The third issue is that Mr Mulusa is publicly stating that in the midst of widespread poverty, where 60% of the population lives on less than a dollar a day, senior government officials are entitled to two vehicles: one personal-to-holder and the other a utility car. A Land Cruiser GX which most senior government officials drive costs about K1,200,000 (1.2 billion Kwacha old currency); add to this maintenance cost and fuel. At his level, Mrs Mulusa gets 800 liters of fuel every month; that is K6,080 for Mr Mulusa alone. Mr Mulusa is right;. money saved from one of his GRZ vehicles would be enough to build an office block in Ngabwe. Probably when he visits Chawama, he will notice that the compound only has one clinic for over 160,000 people and will donate money meant for the other car towards the construction of a new clinic.
Fourth issue, Mr Mulusa is clearly a good person and means well. He is truly touched by lack of development in the country. What he does not have is the authority to decide how money allocated to buying vehicles for senior government officials can be diverted to altruistic activities. Mr Mulusa is giving us an insight of how this government operates. We are not surprised that the Auditor General’s Report always documents misappropriation and misapplication of government funds.
A good leadership will prioritise activities and plan accordingly. Economic development comes after certain fundamentals have been put in place. You just don’t wake up and declare the establishment of districts and construction of roads and hope development will somehow occur.

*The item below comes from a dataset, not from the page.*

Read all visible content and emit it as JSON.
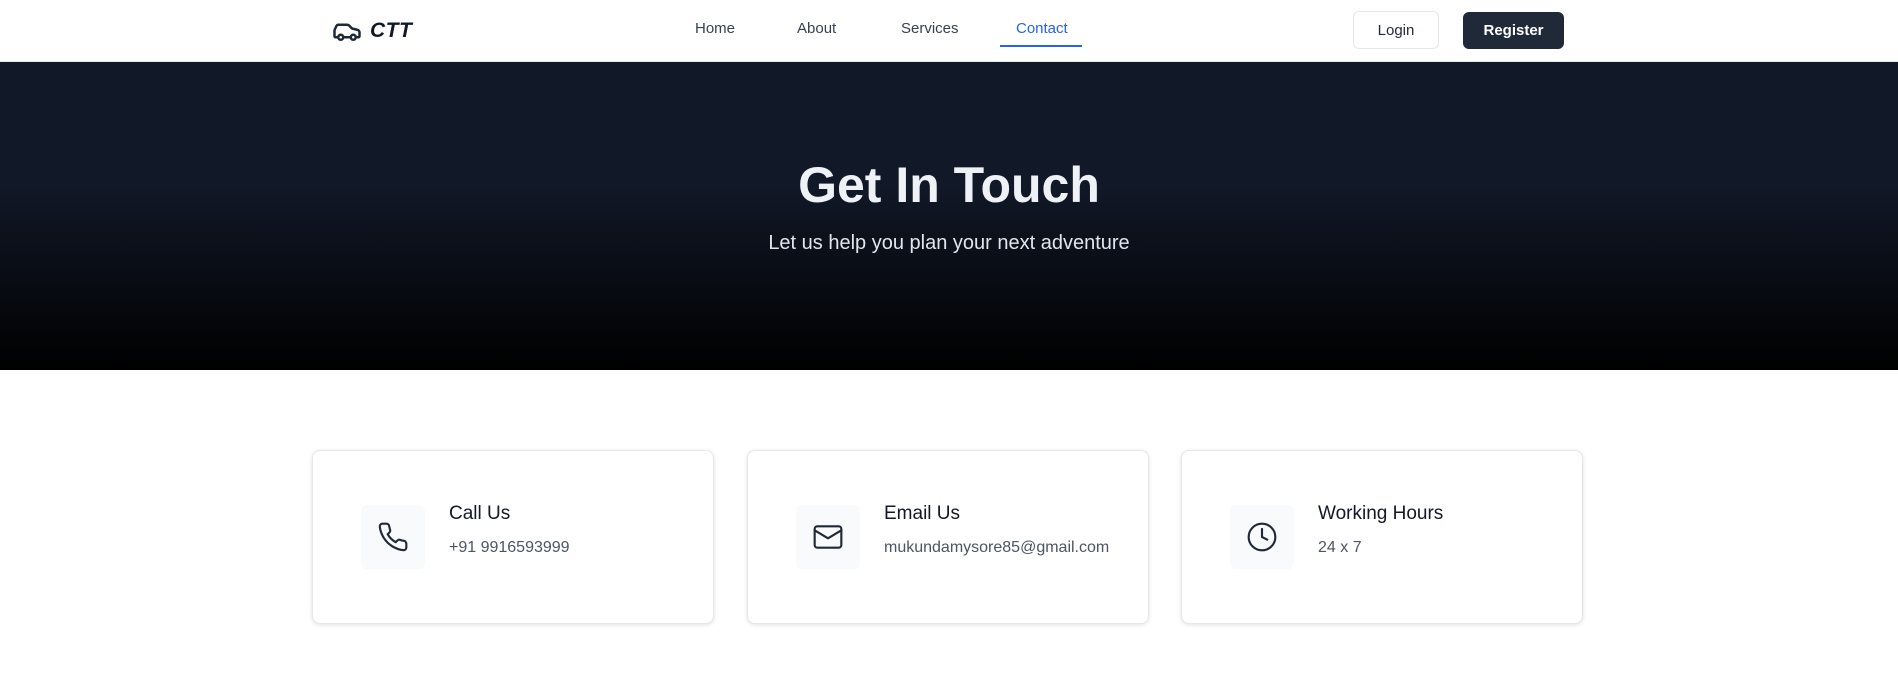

Here are a few suggestions of how the UPND will operate when in Government from 2016:-
- We shall have a lean government to avoid wastage. Imagine for each GX Land Cruiser government buys at K1 200 000, about 600 boreholes would be sunk to provide clean water to thousands of our people. This amount pays 50 teachers on K5 000 a month for a year. Senior government officials in the UPND government will be expected to have their own vehicles. A fleet of pool vehicles to be used on official duties will be available and managed by the Ministry of Works and Supply. These ideas are not out of this world, these are things already being done in RICH countries.
- Planning – All government projects and programs will only be undertaken after thorough deliberation with all stakeholders and securing of funding. UPND will not run a populist government.
- Systems and institutions – Under the UPND, development will not depend on donations and the goodwill of senior government officials. Development will be systematic and will address and respond to the needs of the people. Institutions of governance will be strengthened. We cannot continue with impunity that which the Auditor General’s office has documented over the years. This is why our model will be bottom-up and not top-down like where Mulusa’s go to districts and prescribe what needs to be done.
Governing a country requires a skills set that guarantees real economic growth. That is what we bring to the table. Government is too complicated to be run on an ad hoc basis. There is so much we can achieve without having to borrow money. All we need to do is get our priorities right. Prioritisation is clearly not happening in PF.